The pheNIX clinical hold follows an announcement that BioMarin’s PKU hold may last several quarters.
The FDA has placed a clinical hold on Homology Medicines’ pheNIX trial (NCT03952156), which is investigating the gene therapy HMI-102 for the potential treatment of phenylketonuria (PKU) following elevated liver function test scores.1
Homology will have to modify the study’s risk mitigation measures to prevent any serious issues that may arise, although the company has not yet received a formal letter of clinical hold, so clearer directives by the FDA are forthcoming.
The pheNIX study is primarily assessing the safety of HMI-102 via treatment-related adverse events (AEs), liver function tests, electrocardiograms, and plasma Phe concentration in adults with classical PKU due to phenylalanine hydroxylase (PAH) deficiency. Participants receive a single intravenous administration of HMI-102 and are observed for 52 weeks plus an additional 4 years of follow-up to ensure stability.

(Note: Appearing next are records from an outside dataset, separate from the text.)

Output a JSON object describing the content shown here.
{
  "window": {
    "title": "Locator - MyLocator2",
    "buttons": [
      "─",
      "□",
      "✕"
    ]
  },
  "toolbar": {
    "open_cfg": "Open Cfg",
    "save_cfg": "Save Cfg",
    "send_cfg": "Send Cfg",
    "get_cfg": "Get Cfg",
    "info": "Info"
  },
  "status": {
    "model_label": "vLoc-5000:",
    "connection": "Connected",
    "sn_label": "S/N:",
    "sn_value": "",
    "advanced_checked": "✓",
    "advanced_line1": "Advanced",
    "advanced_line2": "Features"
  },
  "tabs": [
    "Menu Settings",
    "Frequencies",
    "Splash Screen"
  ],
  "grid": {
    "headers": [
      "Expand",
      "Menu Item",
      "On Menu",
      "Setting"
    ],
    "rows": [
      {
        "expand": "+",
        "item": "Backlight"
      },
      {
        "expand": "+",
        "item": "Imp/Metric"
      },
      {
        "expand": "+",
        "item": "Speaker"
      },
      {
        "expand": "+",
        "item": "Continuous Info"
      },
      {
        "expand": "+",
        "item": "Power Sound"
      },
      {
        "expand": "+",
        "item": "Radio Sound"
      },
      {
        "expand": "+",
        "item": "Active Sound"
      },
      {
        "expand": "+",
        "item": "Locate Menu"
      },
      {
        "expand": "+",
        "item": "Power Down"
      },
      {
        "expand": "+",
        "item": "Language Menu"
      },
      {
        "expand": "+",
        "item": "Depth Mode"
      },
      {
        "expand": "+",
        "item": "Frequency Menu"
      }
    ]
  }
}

The HMI-102 gene therapy encodes the PAH gene which is delivered via the AAVHSC15 vector. The FDA previously granted the therapy fast track and orphan drug designations, while the EMA has granted the therapy orphan drug designation.

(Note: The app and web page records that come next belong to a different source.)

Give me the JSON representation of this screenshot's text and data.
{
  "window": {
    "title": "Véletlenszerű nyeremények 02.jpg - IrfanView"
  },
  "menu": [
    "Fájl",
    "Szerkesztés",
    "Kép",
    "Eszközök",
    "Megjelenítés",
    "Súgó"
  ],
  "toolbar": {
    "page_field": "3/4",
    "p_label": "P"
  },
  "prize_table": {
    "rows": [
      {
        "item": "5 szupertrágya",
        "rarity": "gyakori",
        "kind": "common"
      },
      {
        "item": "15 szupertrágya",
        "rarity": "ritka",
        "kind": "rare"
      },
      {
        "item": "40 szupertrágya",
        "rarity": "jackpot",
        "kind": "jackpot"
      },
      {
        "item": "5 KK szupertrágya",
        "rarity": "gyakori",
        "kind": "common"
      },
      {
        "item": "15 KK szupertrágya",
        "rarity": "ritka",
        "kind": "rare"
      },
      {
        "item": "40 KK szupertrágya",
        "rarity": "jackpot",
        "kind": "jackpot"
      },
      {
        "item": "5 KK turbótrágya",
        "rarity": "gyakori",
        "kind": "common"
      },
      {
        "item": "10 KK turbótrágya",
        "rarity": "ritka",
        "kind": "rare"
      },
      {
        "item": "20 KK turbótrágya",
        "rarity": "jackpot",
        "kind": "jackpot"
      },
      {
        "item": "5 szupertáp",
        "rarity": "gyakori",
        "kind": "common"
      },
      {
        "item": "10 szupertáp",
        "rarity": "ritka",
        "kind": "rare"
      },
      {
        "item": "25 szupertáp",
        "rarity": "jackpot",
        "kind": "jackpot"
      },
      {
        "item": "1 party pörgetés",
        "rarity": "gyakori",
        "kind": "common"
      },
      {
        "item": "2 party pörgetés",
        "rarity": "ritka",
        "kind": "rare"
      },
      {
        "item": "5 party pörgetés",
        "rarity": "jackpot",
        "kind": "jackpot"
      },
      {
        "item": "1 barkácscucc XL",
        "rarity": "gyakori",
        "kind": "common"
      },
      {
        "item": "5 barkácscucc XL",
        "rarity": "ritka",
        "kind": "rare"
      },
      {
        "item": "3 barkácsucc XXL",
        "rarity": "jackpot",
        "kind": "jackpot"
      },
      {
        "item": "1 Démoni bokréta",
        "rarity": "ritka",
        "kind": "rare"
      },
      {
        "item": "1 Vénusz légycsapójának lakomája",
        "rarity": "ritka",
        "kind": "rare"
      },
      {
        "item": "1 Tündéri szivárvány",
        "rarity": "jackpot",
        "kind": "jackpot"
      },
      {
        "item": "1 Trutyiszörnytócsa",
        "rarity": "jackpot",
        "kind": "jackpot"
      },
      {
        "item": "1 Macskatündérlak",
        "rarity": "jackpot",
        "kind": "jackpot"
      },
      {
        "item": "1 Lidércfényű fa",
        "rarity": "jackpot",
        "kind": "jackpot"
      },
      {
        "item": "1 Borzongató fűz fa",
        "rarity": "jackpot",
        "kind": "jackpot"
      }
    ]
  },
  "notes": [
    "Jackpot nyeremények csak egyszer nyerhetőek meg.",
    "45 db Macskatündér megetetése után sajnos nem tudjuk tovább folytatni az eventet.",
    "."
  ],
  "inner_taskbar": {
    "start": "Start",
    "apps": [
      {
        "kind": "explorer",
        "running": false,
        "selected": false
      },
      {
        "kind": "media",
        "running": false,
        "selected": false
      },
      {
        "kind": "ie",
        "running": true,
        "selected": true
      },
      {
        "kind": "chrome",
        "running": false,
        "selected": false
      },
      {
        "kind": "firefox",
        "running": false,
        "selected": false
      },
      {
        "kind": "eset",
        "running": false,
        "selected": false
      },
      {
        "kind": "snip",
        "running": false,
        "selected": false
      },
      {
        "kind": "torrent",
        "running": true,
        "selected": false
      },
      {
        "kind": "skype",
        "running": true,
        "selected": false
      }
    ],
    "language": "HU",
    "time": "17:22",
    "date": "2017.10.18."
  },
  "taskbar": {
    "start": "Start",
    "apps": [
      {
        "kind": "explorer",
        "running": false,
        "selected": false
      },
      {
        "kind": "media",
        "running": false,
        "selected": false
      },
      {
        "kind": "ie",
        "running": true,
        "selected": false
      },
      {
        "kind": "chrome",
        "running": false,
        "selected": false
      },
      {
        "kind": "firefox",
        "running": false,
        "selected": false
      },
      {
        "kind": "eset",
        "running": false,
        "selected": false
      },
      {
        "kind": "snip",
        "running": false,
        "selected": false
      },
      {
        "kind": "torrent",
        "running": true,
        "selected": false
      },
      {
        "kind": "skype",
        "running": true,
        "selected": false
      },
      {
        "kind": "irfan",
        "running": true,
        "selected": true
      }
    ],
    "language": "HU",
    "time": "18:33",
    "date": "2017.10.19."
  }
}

In October 2021, Homology announced updated safety data from the trial that both doses were well-tolerated with promising initial efficacy data including clinically meaningful reductions in Phe levels as well as increases in Tyr and reductions in the Phe-to-Tyr ratio.2 At that time, the trial had been expanded to include a total of 13 clinical trial sites.

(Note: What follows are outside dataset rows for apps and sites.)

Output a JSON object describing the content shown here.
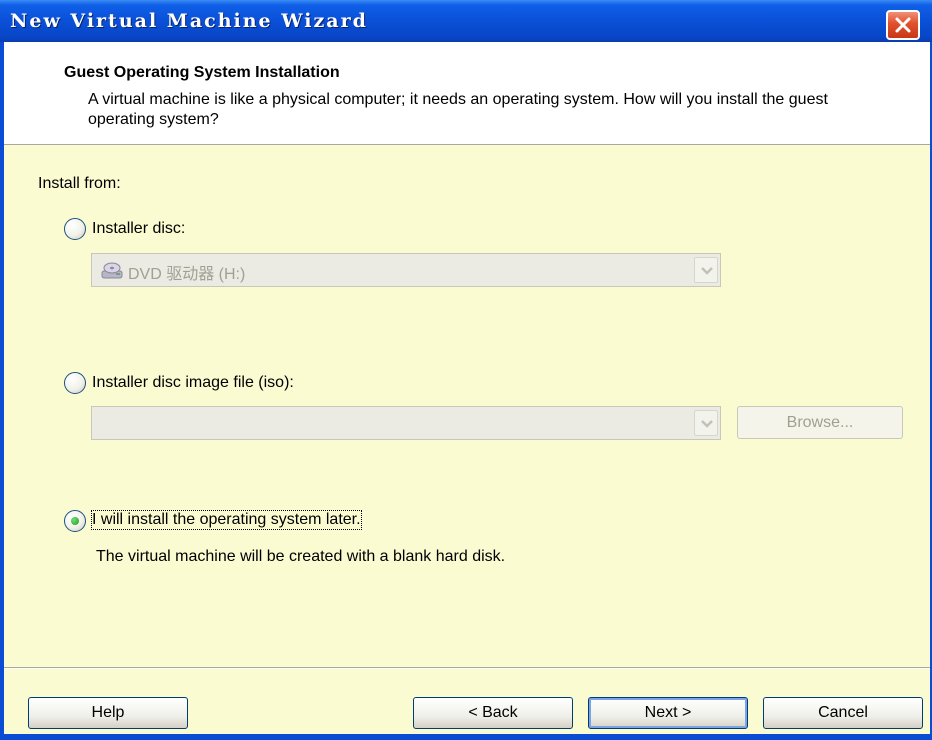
{
  "window": {
    "title": "New Virtual Machine Wizard"
  },
  "header": {
    "title": "Guest Operating System Installation",
    "description": "A virtual machine is like a physical computer; it needs an operating system. How will you install the guest operating system?"
  },
  "install_from": {
    "label": "Install from:",
    "options": [
      {
        "label": "Installer disc:",
        "selected": false
      },
      {
        "label": "Installer disc image file (iso):",
        "selected": false
      },
      {
        "label": "I will install the operating system later.",
        "selected": true
      }
    ],
    "disc_combo": {
      "value": "DVD 驱动器 (H:)",
      "icon": "dvd-drive-icon",
      "enabled": false
    },
    "iso_combo": {
      "value": "",
      "enabled": false
    },
    "browse_button": {
      "label": "Browse...",
      "enabled": false
    },
    "later_note": "The virtual machine will be created with a blank hard disk."
  },
  "footer": {
    "help": "Help",
    "back": "< Back",
    "next": "Next >",
    "cancel": "Cancel"
  },
  "colors": {
    "title_bar": "#0a50d8",
    "body_background": "#fbfbd2",
    "header_background": "#ffffff",
    "close_button": "#e0502c"
  }
}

"This hold on our PKU gene therapy trial is based on clinical observations in the pheNIX study and does not relate to CMC/manufacturing capabilities or Homology's other clinical programs. We plan to provide next steps once we have more information following our FDA interactions," Arthur Tzianabos, PhD, president and chief executive officer, Homology, said in a statement.1
Unaffected by the clinical hold is Homology’s other trial in PKU, the pheEDIT trial of their gene-editing therapy HMI-103. HMI-103 uses the same viral vector as HMI-102, but unlike HMI-102, HMI-103 uses homologous recombination to insert a functional PAH gene into the genome of liver cells while also inactivating at least 1 of the mutated genes to induce PAH expression in liver cells and restore metabolism of Phe.2
The pheEDIT trial was initiated in October 2021 and plans to enroll up to 9 adult patients with PKU. Expanded enrollment is pending positive safety and efficacy results. The trial will evaluate 3 doses of HMI-103, safety endpoints, and serum Phe changes. An 82-day screening will precede administration of the gene therapy. The first dosing will follow requisite Institutional Biosafety Committee and Institutional Review Board approvals at clinical sites.
Homology’s clinical hold follows that of another gene therapy in the PKU space, BioMarin’s BMN-307 and its phase 1/2 PHEARLESS study (NCT04480567). The study seems likely to be on clinical hold for several quarters after previously being put on hold in September 2021 following tumor development in mice.3 The FDA has requested that BioMarin conduct additional nonclinical studies to evaluate the possible oncogenic risk of BMN-307 in humans. The company estimates this will take several quarters and will communicate next steps when available.